  • The Revs. Robin Lunn and Shayna Appel tour the Sacred Heart Church in Wilton on Sunday, Aug. 21, 2016, where they hope to make a new kind of community space. (Ashley Saari / Monadnock Ledger-Transcript) Ashley Saari—Monadnock Ledger-Transcript



Monadnock Ledger-Transcript
Thursday, June 15, 2017

Wilton residents Christina Rubio-Sprague and John Sprague may have the answer to a question that has lingered since the Catholic diocese decided to close the Sacred Heart Church: What is to become of the historic building and parish?

If Rubio-Sprague and Sprague are able to get the needed approvals from the town, it will become part apartments, part educational center for adults with developmental or learning disabilities. 

But the Zoning Board wants more concrete information provided to them before their willing to grant the variances the couple will need to achieve that, board Chair Neil Faiman said during a public hearing on Tuesday night.

“Understanding your intention is good, but we’re not voting on your intention. We’re voting on specifics,” said Faiman, after listening to a presentation by Rubio-Sprague that outlined their plans for the building. 

The plan, Rubio-Sprague told the board was to turn the parish house, which shared the church property but is in a separate building, into two apartments. The bottom half of the church, which now contains a kitchen and cafeteria, would be renovated into three more apartments, leaving the sacristy upstairs mostly intact to serve as a space for classes, which Rubio-Sprague described as “teaching life skills” and making products or crafts that could also be sold from the building as a way to create income for the students. 

This is the second time a potential use for the church has been proposed. A previous plan to turn the church into a cafe, co-working and event space fell through when Robin Lunn, who was proposing the plan, was unable to come to a sales agreement with the diocese for the building. 

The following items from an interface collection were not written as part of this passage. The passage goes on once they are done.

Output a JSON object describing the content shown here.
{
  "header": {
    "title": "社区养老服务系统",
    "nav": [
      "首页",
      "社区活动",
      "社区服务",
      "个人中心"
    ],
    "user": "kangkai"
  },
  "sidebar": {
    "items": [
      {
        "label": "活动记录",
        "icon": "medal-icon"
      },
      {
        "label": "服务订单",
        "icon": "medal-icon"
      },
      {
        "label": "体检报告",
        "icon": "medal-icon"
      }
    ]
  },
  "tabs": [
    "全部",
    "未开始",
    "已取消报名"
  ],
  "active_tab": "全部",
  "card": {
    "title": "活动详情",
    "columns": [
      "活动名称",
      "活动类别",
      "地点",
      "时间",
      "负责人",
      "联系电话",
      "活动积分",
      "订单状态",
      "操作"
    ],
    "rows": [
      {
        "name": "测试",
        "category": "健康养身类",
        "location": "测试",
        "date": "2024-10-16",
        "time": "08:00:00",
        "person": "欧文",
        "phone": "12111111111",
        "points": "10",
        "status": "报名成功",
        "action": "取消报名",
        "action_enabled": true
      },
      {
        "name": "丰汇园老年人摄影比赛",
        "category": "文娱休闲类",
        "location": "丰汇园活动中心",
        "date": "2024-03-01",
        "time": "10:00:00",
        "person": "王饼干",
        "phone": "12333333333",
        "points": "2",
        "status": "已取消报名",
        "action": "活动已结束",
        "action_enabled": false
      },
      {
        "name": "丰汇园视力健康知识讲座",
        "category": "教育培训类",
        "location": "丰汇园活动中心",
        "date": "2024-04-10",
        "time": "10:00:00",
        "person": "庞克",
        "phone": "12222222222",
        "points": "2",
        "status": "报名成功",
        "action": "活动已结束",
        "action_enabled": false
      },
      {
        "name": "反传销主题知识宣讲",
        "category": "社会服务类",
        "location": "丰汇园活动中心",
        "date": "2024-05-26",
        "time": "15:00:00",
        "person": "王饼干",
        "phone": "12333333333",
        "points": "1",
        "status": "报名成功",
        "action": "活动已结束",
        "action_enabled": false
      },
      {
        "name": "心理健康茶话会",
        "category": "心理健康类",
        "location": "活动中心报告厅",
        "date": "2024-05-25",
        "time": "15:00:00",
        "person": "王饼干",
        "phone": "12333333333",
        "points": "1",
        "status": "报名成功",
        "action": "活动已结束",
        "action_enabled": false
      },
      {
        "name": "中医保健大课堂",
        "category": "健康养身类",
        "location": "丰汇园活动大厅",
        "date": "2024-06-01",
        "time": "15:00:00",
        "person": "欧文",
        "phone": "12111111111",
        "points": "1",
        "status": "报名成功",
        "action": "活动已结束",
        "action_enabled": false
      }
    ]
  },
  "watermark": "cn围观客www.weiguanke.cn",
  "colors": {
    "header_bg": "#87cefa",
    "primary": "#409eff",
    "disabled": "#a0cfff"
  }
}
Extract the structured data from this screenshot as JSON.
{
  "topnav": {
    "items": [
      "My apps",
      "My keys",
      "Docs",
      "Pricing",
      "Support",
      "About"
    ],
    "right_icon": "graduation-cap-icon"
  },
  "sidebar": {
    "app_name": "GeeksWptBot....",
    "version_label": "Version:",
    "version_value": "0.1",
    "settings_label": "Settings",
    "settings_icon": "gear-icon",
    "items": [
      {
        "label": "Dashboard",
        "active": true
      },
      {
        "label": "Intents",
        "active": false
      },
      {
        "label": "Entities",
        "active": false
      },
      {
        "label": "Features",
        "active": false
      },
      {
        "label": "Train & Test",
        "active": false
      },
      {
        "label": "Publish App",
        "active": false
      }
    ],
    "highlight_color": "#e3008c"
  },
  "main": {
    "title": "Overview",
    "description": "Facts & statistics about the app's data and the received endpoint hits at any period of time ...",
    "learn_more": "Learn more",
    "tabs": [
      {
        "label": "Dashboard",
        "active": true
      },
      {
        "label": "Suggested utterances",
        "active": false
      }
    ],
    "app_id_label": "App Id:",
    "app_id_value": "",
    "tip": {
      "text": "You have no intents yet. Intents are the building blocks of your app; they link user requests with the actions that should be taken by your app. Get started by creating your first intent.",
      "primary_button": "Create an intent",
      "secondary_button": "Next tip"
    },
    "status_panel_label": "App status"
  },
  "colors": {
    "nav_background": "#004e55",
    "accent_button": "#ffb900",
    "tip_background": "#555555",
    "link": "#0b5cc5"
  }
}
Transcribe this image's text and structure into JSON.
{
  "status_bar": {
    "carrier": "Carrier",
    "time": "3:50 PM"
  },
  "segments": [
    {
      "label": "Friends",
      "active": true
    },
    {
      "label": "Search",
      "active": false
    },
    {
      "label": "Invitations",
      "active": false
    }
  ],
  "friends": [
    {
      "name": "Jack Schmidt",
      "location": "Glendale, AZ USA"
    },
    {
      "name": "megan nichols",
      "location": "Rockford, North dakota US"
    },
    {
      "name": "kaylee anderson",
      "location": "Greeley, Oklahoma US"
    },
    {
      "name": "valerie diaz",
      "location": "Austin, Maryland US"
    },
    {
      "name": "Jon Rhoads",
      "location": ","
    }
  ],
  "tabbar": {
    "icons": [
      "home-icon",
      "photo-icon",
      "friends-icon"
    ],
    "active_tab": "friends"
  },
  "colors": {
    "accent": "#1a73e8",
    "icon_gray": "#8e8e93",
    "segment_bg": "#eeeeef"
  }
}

The board pressed Sprague and Rubio-Sprague for details about the educational and business portion of the plan. She was able to offer some of their plans, including that the classes will be about 10 students each, that activities wouldn’t extend past 6 or 7 p.m., and that they would likely be held five days a week. 

The only resident who spoke at the meeting was Susan Childress, who lives across the street from the church, who asked that the board “really be careful and look to the future” when they considered the application, saying that allowing retail and educational purposes could potentially lead to bigger impacts down the road if Sprague and Rubio-Sprague ever sold the building. She also mentioned that an additional five residences could have a big impact on the neighborhood. 

The board didn’t offer any specific objections to these plans, but told Rubio-Sprague they would need more concrete plans, and a clearer picture of the educational and business aspects in order to determine whether the plans would be detrimental to the neighborhood. The board voted to continue the hearing, to allow Sprague and Rubio-Sprague to put together supplementary documents. They specifically asked for a complete parking plan, hours of operation, anticipated number of clients and employees, information on lights and signs, as well as the number of bedrooms anticipated in the apartments.

Rubio-Sprague agreed to the board’s request for a site visit, and the meeting was continued to July 8 at 9 a.m. at the former Sacred Heart, followed by a continuation of the public hearing on July 11 at 7:30 p.m. at the fire station. 

 

Ashley Saari can be reached at 924-7172 ext. 244 or asaari@ledgertranscript.com. She’s on Twitter @AshleySaariMLT.